If needed, make final arrangements. Hopefully there is a will and executor of such. Get through the formalities, even if you must host a post-funeral event.

Grieve. By being there you’ve done much of it. Rest. Get away for a week or two. You have life, and hopefully your spouse, sibling or friend will care for you as you did for Z, Y, or X. Always with hope for ailing friends, Dee

Parents

You love them since birth, get to know each other. Then you learn to rebel in your teens, hopefully go to college and it’s a new world.

You’re two-thirds their equal and then you have a career and are off to do great things with the degree you both bought.

Then you marry and have kids, whoops we missed that last one. We married late for both of us and only have a dog, and neither of my parents ever met our girl. She’s a requested visitor at his parents’ ranch. Best dog in the family. We got Zoe at a shelter at just six weeks of age and she’ll be eleven years old this month.

Just as I take care of my husband and dog it has been time over the past ten years to take care of my parents. Mom has been gone over six years and Dad is undergoing second opinion tests at a stellar hospital. They were there for me. I was there for my mother and always will be for Dad.

My husband is younger and his parents are in good health. He will help me assist Dad and I will be there for his parents and for him if ill health occurs.

I don’t want to make waves but the health care marketplace is not ours and paying in full for health care involves long waits on the phone and no answers, mainly because no-one picks up the phone at major health care companies. Imagine a health insurance company denying service to a full-paying customer. That’s another story, another day.

There are now two heavy, zippered notebooks. One for what is and the other for what might be. Swingline is now making crummy staplers but I’ve a hole punch and lots of dividers for health care, housing, tax deductions, insurance, utilities, et al.

Planning for life is just a little bit of it. Oh, while I’ve loved Swingline staplers for all my life, their products have failed miserably and I’ve had to go with a competitor. My new stapler arrives tomorrow. Our papers in my incredibly organized notebooks require essential items to be placed together for easy sorting. I need a stapler that works. Sorry, Swingline. Cheers! Dee

Food and Care and Writing

Yes, I’ve been remiss on the latter. So much so an old friend called me the other day because I’d missed a few days of blogs.  I’ve been ill and no-one was here to help me out because we’ve agreed for my husband to take a consulting contract elsewhere for a short term.

Food has always been a key ingredient in my existence and I realize its potential for sustenance, health, fun, entertaining and creativity. Care is something I’ve always specialized in, something that always lets me know that I’m making a worthwhile effort.

I made killer chicken wings the other day and sent a few out for taste tests.

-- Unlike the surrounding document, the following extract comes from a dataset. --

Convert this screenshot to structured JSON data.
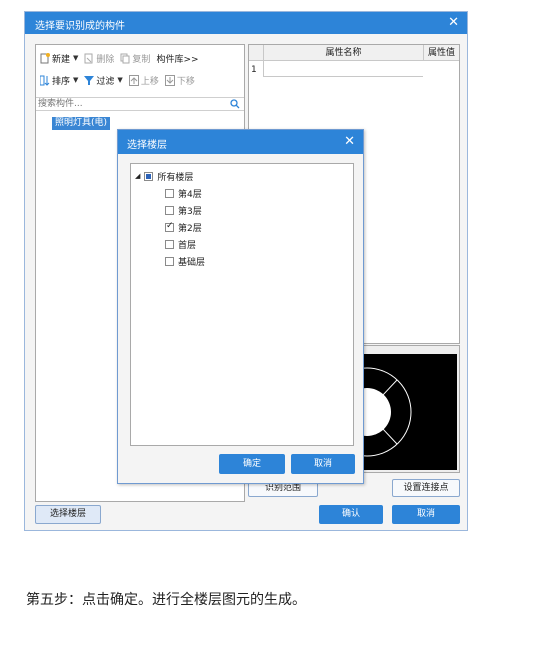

Now I only have to find my “seat of the pants” recipe for all y’all. It included soy sauce, Indonesian (sweet) soy sauce, mirin, sesame oil, chili and garlic paste, sriracha and honey. Plus finely grated garlic and ginger. Proportions, I know.

The wings were marinated in the frig for a day, extra wing discarded and big two separated. Oven to 375, place wings on sprayed foil on cookie sheet(s). Cook for 30 minutes while you reduce marinade to a syrupy glaze. Glaze the wings, ten more minutes in the oven and you’ve juicy, tasty wings.

Now all I have to do for you it test it a number of times and give you both the exact marinade/glaze and one that accounts for if you don’t have Indonesian soy sauce. I’ll get to it but you may want to try your own, with salty, sweet, hot flavors.

There’s a lot going on here. I’m not cooking as much, or writing. I miss my husband, who I haven’t seen in two months. Let’s hope that will be corrected very soon. Cheers, Dee

ps Thank you old friend, for checking in on me. I’m glad you and our buddies are doing well. You protected me the first night of college orientation and you’re still with me decades later. I believe the rule is that if there are no bars toward women in your fraternity via articles and bylaws, when certain women have married in or achieved exalted status they should become honorary members at age 50. No shaving of heads, no paddles. Think about it.